Your resting heart rate, or pulse, is the number of times your heart beats per minute when you are at rest – such as when you are not moving or stressed.
For adults, a normal resting heart rate ranges from 60 to 100 beats a minute.Generally, a lower resting heart rate means more efficient heart function and better heart fitness.For example, a seasoned athlete might have a resting heart rate around 40 beats a minute.
Even though a normal resting heart rate can vary significantly, an unusually high (or even low) heart rate can indicate that there is an underlying problem.
Here are some tips to help you lower a fast heart rate.
1. Maintain a good level of fitness
Your resting heart rate can be lower if you’re very fit. That’s because, in the long run, regular exercise increases your heart’s efficiency, which in turn reduces the number of heartbeats you need to efficiently pump blood around the body.
2. Manage your stress
Sometimes it’s not just how much you’ve got going on in your life, but also how you handle it. One way to manage stress is to employ relaxation techniques – e.g. massage, meditation, deep breathing, and activities such as yoga and qi gong.
Unmanaged stress levels make your body produce more of certain hormones substances that increase your heart rate, amongst other actions.
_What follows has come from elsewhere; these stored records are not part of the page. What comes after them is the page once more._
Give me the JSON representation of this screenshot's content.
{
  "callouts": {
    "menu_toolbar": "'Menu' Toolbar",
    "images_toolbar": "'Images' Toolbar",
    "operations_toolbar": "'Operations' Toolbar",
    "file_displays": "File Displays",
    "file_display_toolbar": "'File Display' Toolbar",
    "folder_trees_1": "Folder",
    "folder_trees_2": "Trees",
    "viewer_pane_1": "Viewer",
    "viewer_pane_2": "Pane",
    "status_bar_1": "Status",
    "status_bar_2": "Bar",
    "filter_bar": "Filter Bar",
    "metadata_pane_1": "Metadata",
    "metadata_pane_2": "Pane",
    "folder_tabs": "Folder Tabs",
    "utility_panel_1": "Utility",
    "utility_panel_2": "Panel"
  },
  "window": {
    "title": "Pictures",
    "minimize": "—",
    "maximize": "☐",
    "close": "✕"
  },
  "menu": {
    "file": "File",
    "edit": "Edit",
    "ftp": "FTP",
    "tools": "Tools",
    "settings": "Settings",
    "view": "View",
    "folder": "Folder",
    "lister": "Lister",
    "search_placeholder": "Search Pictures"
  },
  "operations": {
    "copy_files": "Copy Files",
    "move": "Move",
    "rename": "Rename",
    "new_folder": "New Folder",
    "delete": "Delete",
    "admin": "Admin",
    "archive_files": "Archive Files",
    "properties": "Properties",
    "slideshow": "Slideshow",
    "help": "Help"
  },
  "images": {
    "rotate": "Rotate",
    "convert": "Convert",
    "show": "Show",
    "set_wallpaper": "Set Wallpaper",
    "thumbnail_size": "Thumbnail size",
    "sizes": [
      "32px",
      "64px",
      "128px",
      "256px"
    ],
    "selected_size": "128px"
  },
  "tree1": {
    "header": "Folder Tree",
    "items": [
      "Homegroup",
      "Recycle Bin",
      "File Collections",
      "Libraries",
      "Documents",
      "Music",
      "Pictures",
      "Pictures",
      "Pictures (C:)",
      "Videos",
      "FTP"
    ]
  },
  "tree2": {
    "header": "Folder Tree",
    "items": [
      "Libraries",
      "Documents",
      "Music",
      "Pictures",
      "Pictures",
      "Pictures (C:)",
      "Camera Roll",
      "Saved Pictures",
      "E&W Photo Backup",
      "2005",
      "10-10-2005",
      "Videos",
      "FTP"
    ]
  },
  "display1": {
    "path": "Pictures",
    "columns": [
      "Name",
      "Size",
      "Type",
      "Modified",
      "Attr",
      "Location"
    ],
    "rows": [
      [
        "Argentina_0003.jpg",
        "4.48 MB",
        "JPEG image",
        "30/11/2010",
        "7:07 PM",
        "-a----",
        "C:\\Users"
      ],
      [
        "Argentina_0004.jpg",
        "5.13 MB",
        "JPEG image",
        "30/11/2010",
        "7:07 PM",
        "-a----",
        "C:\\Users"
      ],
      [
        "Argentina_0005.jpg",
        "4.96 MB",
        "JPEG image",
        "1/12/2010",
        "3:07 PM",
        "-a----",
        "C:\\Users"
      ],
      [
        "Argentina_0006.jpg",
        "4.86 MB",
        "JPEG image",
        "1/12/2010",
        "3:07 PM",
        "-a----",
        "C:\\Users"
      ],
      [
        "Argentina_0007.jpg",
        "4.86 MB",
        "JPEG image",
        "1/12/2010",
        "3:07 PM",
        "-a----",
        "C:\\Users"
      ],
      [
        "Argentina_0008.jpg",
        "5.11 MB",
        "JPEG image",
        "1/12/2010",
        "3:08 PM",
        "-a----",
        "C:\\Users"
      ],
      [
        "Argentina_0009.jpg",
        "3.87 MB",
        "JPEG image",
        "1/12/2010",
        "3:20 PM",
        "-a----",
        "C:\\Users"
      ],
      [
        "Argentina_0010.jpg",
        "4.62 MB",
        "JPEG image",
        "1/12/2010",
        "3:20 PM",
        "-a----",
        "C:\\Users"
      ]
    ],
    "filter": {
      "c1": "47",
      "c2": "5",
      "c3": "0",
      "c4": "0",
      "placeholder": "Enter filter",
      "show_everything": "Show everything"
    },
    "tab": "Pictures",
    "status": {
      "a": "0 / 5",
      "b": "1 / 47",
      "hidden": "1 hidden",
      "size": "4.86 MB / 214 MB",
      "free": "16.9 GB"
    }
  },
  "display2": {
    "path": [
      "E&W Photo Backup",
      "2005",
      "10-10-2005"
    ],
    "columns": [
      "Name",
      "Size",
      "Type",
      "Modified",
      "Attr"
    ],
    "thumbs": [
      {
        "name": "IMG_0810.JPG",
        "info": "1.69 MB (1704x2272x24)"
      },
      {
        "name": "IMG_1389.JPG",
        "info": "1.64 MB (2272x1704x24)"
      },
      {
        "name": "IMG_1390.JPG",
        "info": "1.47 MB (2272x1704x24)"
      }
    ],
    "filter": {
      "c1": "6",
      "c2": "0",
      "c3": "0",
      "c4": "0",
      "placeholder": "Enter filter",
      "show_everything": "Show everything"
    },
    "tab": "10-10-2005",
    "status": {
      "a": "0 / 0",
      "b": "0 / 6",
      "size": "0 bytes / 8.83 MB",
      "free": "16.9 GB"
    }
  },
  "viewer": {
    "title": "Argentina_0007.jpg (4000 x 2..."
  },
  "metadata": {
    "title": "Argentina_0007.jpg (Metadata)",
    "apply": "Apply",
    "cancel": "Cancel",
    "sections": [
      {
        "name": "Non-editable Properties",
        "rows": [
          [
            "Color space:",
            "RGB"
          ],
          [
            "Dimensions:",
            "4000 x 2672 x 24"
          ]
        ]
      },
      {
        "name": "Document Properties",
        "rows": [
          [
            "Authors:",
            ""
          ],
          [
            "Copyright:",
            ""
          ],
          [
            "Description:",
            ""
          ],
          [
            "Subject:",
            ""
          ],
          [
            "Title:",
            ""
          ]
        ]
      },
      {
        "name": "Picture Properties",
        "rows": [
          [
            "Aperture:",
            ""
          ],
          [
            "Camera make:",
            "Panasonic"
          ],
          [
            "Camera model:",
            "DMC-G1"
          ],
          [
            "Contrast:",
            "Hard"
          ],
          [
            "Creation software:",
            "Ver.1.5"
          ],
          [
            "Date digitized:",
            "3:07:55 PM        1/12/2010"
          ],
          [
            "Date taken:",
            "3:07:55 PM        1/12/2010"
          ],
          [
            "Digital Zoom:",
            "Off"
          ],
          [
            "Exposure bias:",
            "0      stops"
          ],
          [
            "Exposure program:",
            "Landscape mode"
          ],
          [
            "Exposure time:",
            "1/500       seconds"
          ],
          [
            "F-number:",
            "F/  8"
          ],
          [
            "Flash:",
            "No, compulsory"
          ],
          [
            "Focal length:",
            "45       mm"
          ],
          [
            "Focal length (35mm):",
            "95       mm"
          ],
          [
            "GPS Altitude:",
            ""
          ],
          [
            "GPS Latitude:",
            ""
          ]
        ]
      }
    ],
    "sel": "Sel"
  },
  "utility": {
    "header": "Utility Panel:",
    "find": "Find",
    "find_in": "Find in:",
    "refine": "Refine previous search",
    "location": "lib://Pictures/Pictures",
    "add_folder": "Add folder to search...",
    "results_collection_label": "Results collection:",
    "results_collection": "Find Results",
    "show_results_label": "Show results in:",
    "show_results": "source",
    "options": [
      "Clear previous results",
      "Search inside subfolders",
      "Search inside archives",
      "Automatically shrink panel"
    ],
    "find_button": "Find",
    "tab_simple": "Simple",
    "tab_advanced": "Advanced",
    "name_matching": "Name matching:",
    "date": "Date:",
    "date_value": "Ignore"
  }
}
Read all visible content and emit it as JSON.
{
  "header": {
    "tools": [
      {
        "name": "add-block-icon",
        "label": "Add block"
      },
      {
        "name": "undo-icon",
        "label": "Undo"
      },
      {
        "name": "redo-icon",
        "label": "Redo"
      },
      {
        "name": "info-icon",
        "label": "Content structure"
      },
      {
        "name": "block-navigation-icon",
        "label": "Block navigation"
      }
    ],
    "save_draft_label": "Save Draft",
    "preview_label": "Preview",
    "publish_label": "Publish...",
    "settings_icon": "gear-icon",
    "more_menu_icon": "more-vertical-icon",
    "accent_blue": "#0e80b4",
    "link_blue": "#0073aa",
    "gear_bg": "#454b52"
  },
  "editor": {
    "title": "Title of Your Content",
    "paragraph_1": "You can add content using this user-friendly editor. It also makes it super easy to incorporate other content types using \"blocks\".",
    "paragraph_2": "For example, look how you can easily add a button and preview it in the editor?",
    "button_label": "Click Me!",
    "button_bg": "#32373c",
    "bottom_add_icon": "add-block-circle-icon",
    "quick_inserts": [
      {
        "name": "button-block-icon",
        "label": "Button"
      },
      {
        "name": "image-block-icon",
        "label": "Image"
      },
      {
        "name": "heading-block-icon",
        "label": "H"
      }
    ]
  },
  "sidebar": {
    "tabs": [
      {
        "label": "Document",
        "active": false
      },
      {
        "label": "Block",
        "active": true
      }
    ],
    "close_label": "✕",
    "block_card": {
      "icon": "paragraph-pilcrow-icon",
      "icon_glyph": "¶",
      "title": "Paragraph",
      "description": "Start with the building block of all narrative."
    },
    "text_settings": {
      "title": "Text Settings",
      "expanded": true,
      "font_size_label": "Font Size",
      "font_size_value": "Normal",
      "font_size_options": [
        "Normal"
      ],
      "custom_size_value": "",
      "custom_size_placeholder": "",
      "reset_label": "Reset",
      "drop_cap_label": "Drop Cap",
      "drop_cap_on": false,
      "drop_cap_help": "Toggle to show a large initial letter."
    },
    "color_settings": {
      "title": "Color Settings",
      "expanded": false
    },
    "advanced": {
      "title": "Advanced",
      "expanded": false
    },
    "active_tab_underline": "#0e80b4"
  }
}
Relaxation techniques help to keep them in check.
3. Sleep well
It seems that sleeping well is the cure for all ills. And your heart rate is no exception. An Australian study found that heart rates spiked an average of 13 beats per minute each time sound was used to wake people. If sleep is a problem for you, you may wish to read 10 ways to get a better night’s sleep.
4. Take supplements
Under the guidance of your health professional, you may find that taking certain supplements – such as fish oil and magnesium in combination with calcium – can help to lower your heart rate.
5. Seek professional help if needed
If your resting heart rate is regularly over 100 beats per minute, especially even after you’ve tried all of the above, there could be an underlying health problem. See your doctor for a check-up, as they may need to prescribe you medicines.